What  should you look for?

Consider that in 2016 Twitter turns 10 years old and Facebook will be starting its 12th year. They are ancient technology. Look for a slew of new products and platforms trying to break into widespread acceptance and competing with the old guard of social platforms.  Privacy concerns and poor deployment by brands using interruption advertising has made the Wild-Wild-Web less useful to users. As advertisers and their agents desperately try to gain our attention, users will continue to screen out and block as much noise as possible.

My advice to business is to take the time to listen to your customer base, engage in conversations as participants and not as broadcast advertising machines. “Suggested” tweets and “promoted” posts are becoming less effective.

Look to collaboration and community-centric solutions.  Watch for an explosion of video and chat opportunities that take place in real time. Blab and Periscope aren’t the most graceful of the new tools but they are addressing the need for visual immediacy.  Likewise keep an eye on community platforms to start addressing the needs of Six Billion Wired Users wanting connection and not noise.

logo   My favorites are Chimani and Carii.  Both put a lot of effort into building value via community. Carii allows communities to create affiliations and screen out non-relevant advertising and noise. With Chimani you act as an  individual with the value of all that information has been accumulated at your fingertips- whether or not you can get online (smart thinking for hiking remote spaces). Everything you need for a trip to the National Parks. Congrats to them for being selected as a Google Launch Partner for the new app first indexing technology. I’ve even more respect for their Really Smart Marketing leadership with their timing coinciding with the 100th Anniversary of The National Park System.

Sign up for Chimani here and if you are curious about next gen community platforms join me here on Carii

chimani all parks home URL

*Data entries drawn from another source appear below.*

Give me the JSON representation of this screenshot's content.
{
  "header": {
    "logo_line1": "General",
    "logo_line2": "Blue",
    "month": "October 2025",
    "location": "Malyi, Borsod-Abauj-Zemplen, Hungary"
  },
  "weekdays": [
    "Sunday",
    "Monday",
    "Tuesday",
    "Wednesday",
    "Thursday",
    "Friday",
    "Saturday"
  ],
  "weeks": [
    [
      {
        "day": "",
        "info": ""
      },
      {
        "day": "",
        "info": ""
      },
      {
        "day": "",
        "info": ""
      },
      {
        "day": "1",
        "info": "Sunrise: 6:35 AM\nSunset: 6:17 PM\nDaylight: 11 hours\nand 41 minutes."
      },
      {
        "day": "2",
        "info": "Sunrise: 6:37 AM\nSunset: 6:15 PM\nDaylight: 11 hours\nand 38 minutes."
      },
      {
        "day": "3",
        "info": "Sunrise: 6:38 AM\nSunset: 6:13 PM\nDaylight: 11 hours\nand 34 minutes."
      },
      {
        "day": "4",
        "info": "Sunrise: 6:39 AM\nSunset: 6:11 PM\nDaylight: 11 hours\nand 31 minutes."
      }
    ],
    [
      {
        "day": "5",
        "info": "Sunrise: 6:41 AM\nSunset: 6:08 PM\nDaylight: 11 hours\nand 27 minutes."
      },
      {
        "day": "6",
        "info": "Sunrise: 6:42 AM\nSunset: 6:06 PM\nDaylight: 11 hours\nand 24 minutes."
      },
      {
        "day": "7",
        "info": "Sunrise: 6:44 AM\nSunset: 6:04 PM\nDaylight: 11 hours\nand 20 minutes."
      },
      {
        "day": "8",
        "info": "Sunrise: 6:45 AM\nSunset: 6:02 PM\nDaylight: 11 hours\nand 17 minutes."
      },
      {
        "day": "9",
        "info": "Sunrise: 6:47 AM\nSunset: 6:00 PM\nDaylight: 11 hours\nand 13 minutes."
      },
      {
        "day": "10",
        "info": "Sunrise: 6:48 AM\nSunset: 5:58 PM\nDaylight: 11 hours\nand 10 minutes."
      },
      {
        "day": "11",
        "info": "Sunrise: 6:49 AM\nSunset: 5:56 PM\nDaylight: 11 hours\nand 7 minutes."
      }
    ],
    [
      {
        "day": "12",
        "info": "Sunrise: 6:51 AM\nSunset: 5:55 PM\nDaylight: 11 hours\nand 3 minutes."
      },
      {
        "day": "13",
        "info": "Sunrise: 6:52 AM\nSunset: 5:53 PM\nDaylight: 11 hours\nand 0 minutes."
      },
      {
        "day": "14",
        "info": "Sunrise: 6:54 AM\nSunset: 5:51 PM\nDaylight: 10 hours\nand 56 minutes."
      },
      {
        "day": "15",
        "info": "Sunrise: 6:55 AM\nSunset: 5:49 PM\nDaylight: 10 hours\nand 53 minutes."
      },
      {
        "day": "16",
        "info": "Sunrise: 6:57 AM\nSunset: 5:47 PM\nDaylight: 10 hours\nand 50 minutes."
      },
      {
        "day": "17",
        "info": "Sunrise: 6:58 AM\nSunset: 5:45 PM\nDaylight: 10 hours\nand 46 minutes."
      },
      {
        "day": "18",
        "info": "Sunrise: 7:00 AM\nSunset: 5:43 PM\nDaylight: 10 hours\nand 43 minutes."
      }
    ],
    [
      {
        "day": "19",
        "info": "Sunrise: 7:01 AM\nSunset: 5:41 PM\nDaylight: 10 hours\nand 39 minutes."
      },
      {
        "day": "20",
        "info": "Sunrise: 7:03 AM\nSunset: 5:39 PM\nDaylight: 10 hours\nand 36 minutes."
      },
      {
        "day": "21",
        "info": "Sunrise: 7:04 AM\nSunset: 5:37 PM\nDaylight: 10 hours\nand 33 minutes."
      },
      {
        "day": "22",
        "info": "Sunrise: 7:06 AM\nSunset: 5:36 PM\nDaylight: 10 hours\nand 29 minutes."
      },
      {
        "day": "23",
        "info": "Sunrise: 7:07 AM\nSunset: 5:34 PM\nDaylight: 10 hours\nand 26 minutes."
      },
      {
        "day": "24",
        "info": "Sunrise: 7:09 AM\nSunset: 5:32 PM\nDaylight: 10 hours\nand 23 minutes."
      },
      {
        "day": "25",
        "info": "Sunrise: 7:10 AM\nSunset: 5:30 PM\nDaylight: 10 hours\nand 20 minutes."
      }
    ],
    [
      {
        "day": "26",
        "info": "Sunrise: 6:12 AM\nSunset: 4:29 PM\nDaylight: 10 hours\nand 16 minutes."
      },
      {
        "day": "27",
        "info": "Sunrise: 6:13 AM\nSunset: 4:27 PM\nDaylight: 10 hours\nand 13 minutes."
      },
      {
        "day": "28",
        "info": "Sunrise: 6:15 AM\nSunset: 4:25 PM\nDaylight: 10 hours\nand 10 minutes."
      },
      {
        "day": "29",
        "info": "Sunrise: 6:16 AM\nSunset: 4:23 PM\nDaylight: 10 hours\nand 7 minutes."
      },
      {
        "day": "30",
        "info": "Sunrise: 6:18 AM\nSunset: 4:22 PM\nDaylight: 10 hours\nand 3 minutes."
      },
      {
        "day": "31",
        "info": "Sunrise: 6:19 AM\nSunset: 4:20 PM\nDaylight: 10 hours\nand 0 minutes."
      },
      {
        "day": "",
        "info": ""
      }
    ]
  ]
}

Watch for the results of the Consumer Electronics Show in Vegas in January where 170,000 people gather to see what’s new and trending. In the meantime, back home, think community, because, in the end, we are all in this together.